--- Problem details ---
Look through the data that follows and work out how many lines contain the string "type". Nothing but that number should be given.

--- Exercise inputs ---
--

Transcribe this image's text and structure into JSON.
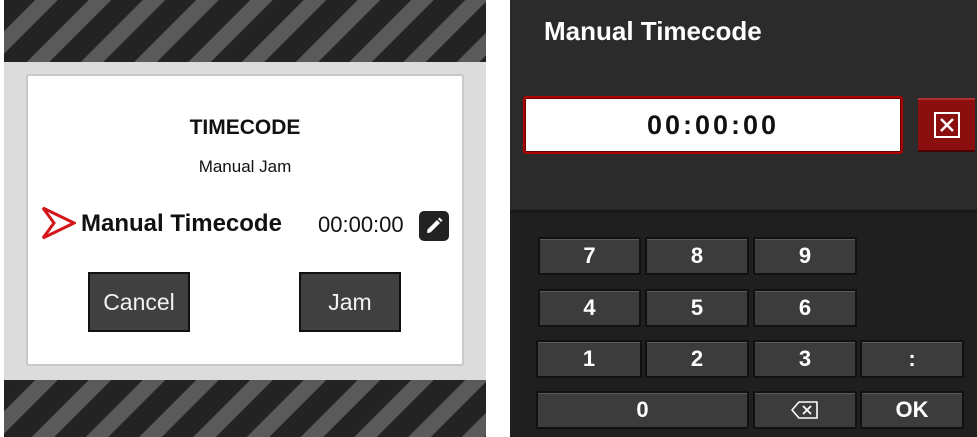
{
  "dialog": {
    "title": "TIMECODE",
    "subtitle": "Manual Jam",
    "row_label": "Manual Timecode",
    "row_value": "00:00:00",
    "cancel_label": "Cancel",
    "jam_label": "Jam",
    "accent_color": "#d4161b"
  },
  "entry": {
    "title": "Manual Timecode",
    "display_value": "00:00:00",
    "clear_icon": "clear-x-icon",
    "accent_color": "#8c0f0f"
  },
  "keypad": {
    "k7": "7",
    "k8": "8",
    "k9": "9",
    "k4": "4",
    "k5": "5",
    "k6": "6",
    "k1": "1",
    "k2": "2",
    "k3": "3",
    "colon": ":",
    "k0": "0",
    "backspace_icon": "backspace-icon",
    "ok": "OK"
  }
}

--

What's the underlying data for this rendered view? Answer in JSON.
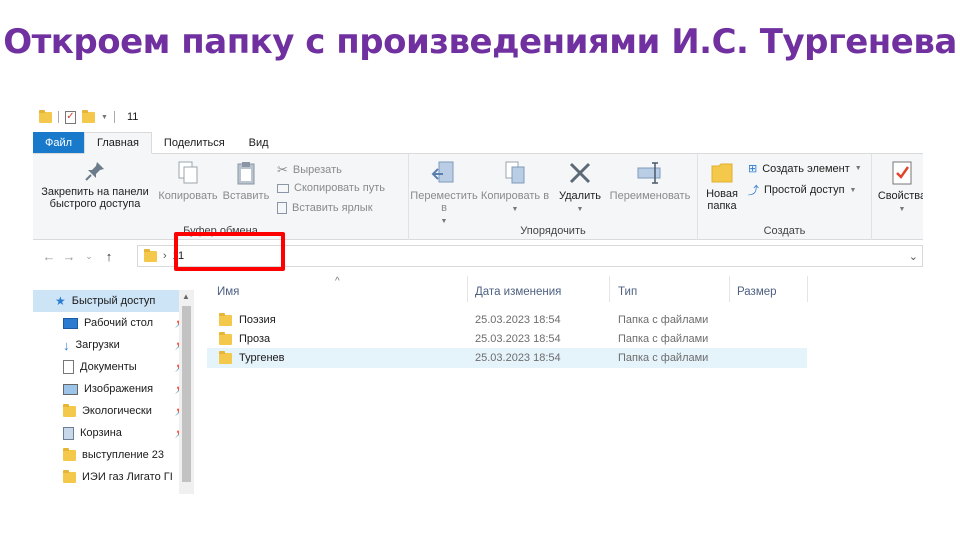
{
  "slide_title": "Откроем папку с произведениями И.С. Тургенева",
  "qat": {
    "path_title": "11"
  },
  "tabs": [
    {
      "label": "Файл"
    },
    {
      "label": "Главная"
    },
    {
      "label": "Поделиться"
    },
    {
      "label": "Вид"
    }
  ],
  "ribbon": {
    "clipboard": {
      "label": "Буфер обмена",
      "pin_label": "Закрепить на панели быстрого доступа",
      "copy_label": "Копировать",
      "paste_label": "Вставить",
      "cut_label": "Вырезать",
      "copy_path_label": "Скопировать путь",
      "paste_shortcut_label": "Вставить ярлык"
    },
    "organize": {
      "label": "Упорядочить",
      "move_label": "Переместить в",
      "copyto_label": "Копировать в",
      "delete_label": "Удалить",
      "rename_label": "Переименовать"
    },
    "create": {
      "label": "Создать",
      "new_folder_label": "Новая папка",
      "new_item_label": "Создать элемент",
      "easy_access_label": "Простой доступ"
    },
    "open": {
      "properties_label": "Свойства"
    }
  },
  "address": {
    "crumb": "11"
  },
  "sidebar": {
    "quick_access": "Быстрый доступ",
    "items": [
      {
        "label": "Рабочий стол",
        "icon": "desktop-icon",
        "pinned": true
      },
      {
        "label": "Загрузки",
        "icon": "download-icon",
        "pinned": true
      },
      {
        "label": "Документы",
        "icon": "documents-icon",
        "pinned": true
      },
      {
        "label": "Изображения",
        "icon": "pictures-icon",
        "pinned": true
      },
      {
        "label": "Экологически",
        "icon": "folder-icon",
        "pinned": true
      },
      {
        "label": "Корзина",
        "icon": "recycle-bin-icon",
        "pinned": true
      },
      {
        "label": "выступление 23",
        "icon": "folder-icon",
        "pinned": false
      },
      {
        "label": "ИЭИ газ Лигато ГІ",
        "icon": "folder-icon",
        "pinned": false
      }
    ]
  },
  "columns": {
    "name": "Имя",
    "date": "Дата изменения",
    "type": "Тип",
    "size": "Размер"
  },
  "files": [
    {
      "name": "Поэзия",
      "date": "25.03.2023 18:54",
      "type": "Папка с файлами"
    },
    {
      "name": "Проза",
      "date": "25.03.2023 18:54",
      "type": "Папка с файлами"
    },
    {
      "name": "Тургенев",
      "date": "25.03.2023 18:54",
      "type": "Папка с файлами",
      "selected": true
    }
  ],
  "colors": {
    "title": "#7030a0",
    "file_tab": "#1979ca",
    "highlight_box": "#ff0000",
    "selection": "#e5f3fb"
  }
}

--

--- Solution ---
4